and which they commanded with their artillery, would have been criminal, without a prompt and vigorous co-operation from Dobbin in rear. Two or more demonstrations had been made upon them, and no answer of co-operation from the rear was given. as yet their force was not known; it was supposed to be even stronger in numbers that my own.
At 3.30 p. m. I received a dispatch from Colonel Dobbin saying he was near the bridge. I immediately dispatched back to burn the bridge, if possible, and, at all hazards, to prevent the enemy from retreating, and advising him to come and see me, if he could leave his command in good hands for that time (two and a half hours). He reported to me at a little after sunset, and immediately started on his return.

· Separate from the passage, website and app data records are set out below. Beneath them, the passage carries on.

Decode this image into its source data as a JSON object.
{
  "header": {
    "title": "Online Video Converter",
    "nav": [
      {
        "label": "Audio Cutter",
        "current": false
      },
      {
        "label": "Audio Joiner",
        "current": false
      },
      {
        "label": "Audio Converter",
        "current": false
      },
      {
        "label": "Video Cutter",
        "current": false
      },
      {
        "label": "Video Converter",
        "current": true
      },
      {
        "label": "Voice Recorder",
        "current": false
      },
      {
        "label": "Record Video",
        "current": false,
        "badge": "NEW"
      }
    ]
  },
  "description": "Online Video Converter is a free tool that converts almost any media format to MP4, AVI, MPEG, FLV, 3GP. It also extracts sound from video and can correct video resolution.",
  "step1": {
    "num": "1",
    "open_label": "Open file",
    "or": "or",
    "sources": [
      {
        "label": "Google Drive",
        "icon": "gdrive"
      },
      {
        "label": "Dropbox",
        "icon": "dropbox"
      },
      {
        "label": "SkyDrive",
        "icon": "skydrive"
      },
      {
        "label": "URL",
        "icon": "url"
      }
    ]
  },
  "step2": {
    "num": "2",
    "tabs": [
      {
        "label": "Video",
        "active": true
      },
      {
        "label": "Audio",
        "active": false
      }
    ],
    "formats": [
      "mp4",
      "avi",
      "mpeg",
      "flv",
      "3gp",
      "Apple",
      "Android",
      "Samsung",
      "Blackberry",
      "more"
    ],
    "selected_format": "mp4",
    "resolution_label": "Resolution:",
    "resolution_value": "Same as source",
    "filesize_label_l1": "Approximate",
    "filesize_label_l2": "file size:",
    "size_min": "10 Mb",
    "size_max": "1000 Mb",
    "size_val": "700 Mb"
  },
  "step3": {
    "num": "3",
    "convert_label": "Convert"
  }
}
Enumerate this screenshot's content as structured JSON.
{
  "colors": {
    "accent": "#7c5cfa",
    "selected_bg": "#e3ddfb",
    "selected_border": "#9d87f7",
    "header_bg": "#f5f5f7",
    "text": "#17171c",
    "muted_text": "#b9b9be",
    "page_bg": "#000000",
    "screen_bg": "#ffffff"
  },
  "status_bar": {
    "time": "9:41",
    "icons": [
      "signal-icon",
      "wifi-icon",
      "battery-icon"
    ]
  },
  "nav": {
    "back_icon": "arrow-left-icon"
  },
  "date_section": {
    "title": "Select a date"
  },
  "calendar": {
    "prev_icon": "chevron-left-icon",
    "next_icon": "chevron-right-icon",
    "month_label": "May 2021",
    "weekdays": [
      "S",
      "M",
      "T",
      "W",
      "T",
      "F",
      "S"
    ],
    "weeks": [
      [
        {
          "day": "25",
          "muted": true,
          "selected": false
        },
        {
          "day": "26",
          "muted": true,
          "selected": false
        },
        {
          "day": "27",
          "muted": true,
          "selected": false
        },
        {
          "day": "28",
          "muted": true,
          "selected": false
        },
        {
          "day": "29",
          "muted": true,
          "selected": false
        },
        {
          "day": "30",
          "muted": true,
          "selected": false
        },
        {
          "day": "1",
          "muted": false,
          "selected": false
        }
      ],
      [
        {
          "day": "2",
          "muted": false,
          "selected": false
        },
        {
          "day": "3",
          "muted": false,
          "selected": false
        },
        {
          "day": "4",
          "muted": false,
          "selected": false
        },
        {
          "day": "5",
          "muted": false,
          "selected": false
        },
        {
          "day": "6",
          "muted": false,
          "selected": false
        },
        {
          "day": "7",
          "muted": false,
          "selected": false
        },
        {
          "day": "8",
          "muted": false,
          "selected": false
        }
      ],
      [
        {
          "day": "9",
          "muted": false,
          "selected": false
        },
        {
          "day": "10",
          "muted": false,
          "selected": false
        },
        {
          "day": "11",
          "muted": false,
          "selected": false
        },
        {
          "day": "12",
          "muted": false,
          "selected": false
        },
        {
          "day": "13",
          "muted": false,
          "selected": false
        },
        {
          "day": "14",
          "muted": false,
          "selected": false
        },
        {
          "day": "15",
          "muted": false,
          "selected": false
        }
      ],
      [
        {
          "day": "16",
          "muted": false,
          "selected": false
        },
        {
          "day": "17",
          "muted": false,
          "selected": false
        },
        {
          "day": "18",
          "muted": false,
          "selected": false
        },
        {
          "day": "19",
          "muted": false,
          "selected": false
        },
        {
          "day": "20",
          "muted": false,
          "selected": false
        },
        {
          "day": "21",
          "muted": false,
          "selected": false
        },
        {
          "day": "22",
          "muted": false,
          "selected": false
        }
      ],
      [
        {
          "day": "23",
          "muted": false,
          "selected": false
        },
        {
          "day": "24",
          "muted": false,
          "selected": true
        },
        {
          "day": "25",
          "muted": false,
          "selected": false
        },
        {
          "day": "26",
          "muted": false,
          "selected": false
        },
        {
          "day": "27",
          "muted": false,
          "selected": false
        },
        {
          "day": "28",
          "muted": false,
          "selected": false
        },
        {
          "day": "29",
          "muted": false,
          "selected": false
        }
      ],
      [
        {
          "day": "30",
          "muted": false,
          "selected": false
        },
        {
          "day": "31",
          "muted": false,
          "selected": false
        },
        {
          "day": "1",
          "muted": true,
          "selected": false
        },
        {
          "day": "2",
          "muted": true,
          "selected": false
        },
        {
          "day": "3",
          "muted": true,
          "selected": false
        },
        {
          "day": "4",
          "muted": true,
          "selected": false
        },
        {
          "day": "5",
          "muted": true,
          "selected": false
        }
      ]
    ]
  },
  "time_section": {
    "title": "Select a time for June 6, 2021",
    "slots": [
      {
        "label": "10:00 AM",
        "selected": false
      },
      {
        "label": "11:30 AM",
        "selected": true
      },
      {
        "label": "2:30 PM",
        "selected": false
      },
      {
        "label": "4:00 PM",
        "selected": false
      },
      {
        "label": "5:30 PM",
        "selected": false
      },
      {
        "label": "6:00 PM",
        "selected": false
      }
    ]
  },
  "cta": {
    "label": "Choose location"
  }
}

After Dobbin has communicated, and the actual strength of the enemy was known, and before a prompt co-operation from Dobbin could begin, there was not sufficient time before dark to make the attack.
I therefore determined to attack at daylight. The enemy had but two ways to make his escape - across the bridge and toward Helena, in the face of Dobbin's face, or in the direction of my force. Colonel Dobbin informed me that his strength was 450 armed men. I put about one-half of my command on guard to watch the enemy to prevent his escape. The rest slept on their, ready at a moment's call.
The enemy, about dark, crossed the bridge and passed on the road which Dobbin's command was specially ordered to guard, and retreated at least 16 miles before Colonel Dubbin's command informed me of their retreat. No resistance was made to them, and, indeed, the courier who brought me the intelligence reported that nothing was known of their retreat till the enemy had passed upon the road some 8 miles, and that they were going rapidly. This sentinel had to return 8 miles to bring me this intelligence. Had proper spirit and proper vigilance been displayed by Dobbin's command, the whole force would, undoubtedly, have been captured. The enemy, having fresh and far superior horses, with at least 16 miles' advantage, rendered pursuit useless.
Carter pursued the enemy, and, about sunset, encountered them. After a few desperate charges upon them (a part of them ambuscaded), in which he killed a number and lost himself some valuable officers and men killed and wounded, drove them from their position. Night coming on, and by the advice of his senior officers, who reported both men and horses exhausted, he halted his column for a few hours to feed and rest. During this time the enemy moved rapidly to Hughs' Ferry and crossed.
A more detailed report of Colonel Carter's operations will be found in his accompanying report.
The force (cavalry) which Carter pursued was about 900; no artillery. The force (cavalry) which Carter pursued was about 350 and two pieces of artillery. Had Dobbin's command fallen upon the rear of the enemy, or even destroyed the bridge, the 350 cavalry and two pieces of artillery would certainly have been captured, and that whole force could have been turned against the other column, which also should have been destroyed or captured. The failure deserves investigation and the punishment of the incompetent party.
J. S. MARMADUKE,
Major W. B. BLAIR,
Acting Assistant Adjutant-General, District of Arkansas.